Each year, traditional Christmas songs bring together the dispersed Finnish community in New York. Our reporter visits the event, and a US-based Finnish musician compiles a Top Five playlist (link below).
Greenwich Village in Manhattan, known for its jazz venues, celebrity-inhabited brownstones and collegiate bars, is also home to the New York Finnish Lutheran Congregation. Its bimonthly services are usually attended by a small group of devotees, but once a year, roughly 300 people crowd in these pews to partake in a seasonal tradition: a sing-along of Finnish Christmas songs.
Accompanied by an organ, members of this immigrant community form a solemn chorus of varied ages and accents as they recall the melodies of their childhoods. Children shift in their seats, candles emit fine strands of smoke, and the honks, shouts and clicks of heels on the surrounding streets seem to disappear.
“The atmosphere makes you feel like you’re back in Finland,” says Harri Rehnberg, who has lived in New York since 1998.
Minor keys rule
Much has been said about the Finnish preference for slow tempos and minor keys. While American holiday tunes focus on mistletoes and silver bells, Christmas songs in Finland are usually more meditative; many are also church hymns. Often noting the harshness of winter or describing Christmas as a day of reflection, a thread of spirituality runs through Finnish evergreens.
“Christmas in Finland is a family-oriented holiday that arrives at a dark time of the year,” says Finnish Lutheran Congregation pastor Tiina Talvitie, whose surname just happens to mean “winter road.” “Through these songs, we remember the ways in which we used to celebrate as kids. A lot of people want to keep these traditions alive for their own children.”
Rehnberg, who is married to an American and has a four-year-old daughter, says that becoming a father has drawn him closer to the local Finnish community. “It’s good for my daughter to hear Finnish so that she doesn’t think of it as some secret language invented by her dad.”
The event wraps up with a distribution of candles and the singing of “Silent Night” in Finnish, Swedish and English.
Another part of the service is a children’s Lucia procession, held in honour of Lucia Day, a Scandinavian December tradition officially celebrated on December 13.
As the congregation sings “Santa Lucia,” the children walk down the aisle, dressed in white robes and clutching electric candles. Many are students of the New York Finnish School, which organises a Christmas bazaar in conjunction with the sing-along. Rice porridge, wool socks and Fazer chocolate are among the items on sale.

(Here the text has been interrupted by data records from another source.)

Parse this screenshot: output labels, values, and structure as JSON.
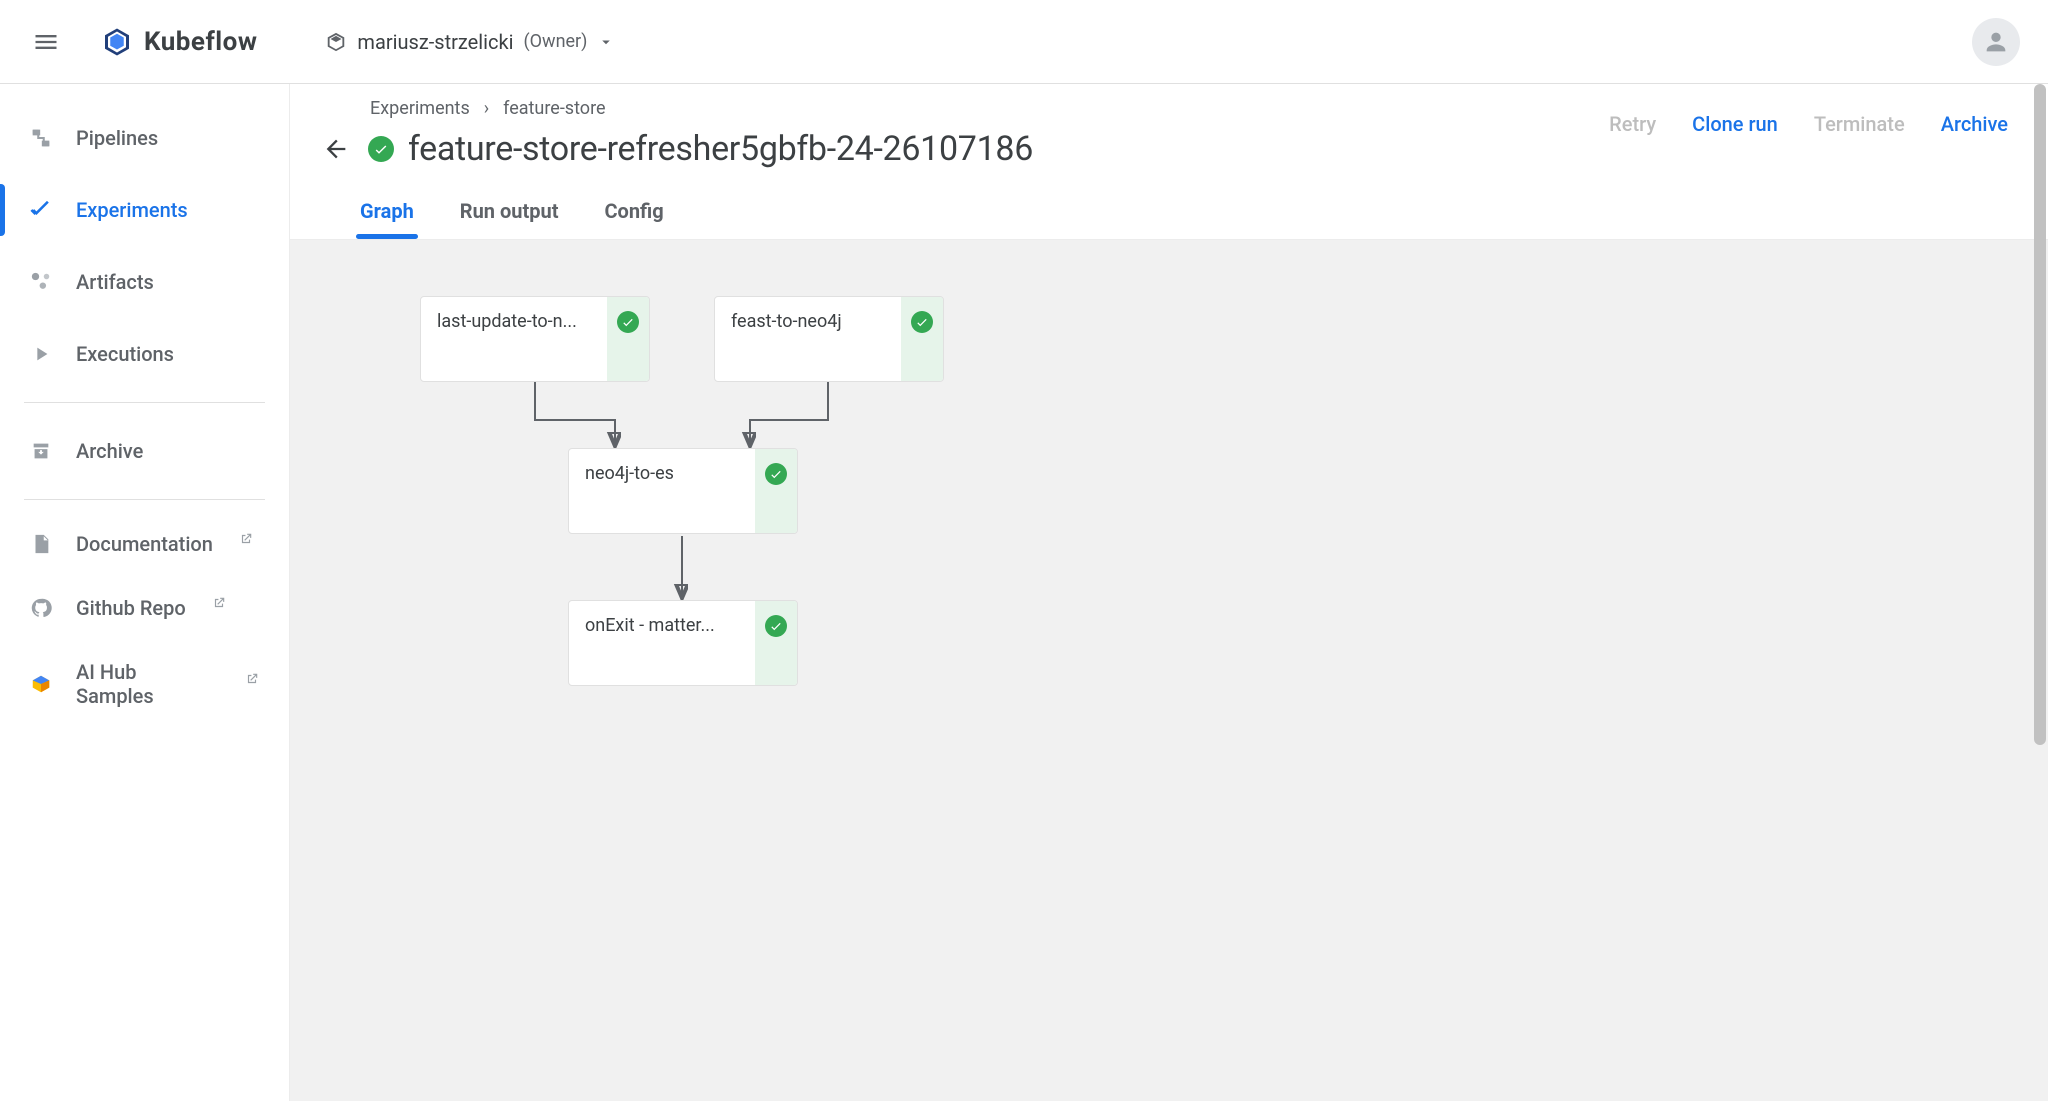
{
  "topbar": {
    "brand": "Kubeflow",
    "workspace_name": "mariusz-strzelicki",
    "workspace_role": "(Owner)"
  },
  "sidebar": {
    "items": [
      {
        "label": "Pipelines",
        "active": false
      },
      {
        "label": "Experiments",
        "active": true
      },
      {
        "label": "Artifacts",
        "active": false
      },
      {
        "label": "Executions",
        "active": false
      }
    ],
    "archive_label": "Archive",
    "links": [
      {
        "label": "Documentation"
      },
      {
        "label": "Github Repo"
      },
      {
        "label": "AI Hub Samples"
      }
    ]
  },
  "breadcrumb": {
    "root": "Experiments",
    "leaf": "feature-store"
  },
  "run": {
    "title": "feature-store-refresher5gbfb-24-26107186",
    "status": "success"
  },
  "actions": {
    "retry": "Retry",
    "clone": "Clone run",
    "terminate": "Terminate",
    "archive": "Archive"
  },
  "tabs": {
    "graph": "Graph",
    "run_output": "Run output",
    "config": "Config",
    "active": "graph"
  },
  "graph": {
    "nodes": [
      {
        "id": "last-update",
        "label": "last-update-to-n...",
        "status": "success"
      },
      {
        "id": "feast-to-neo4j",
        "label": "feast-to-neo4j",
        "status": "success"
      },
      {
        "id": "neo4j-to-es",
        "label": "neo4j-to-es",
        "status": "success"
      },
      {
        "id": "onexit",
        "label": "onExit - matter...",
        "status": "success"
      }
    ],
    "edges": [
      {
        "from": "last-update",
        "to": "neo4j-to-es"
      },
      {
        "from": "feast-to-neo4j",
        "to": "neo4j-to-es"
      },
      {
        "from": "neo4j-to-es",
        "to": "onexit"
      }
    ]
  }
}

“This is the largest fundraiser of the year for both the school and our congregation. We don’t earn money from taxes like congregations in Finland, so we depend on donations,” says Talvitie. The sing-along and bazaar take place every year early in the Christmas season.
New York-based classical pianist and organist Kalle Toivio recently took the stage with his sister Seeli at the famed Carnegie Hall. He’s also the Finnish Lutheran Congregation’s musical director, and accompanies the annual Christmas carol event.
“Our holiday songs often display a thorough sense of musical expertise in their composition,” he says. “Many of them are also based on real poetry – there’s beautiful prose and a strong sense of structure in them.”
Kalle Toivio’s Top Five Christmas playlist
New York-based Finnish musician Kalle Toivio lists his personal Top Five Finnish holiday songs for us below.
By Laura Palotie, December 2012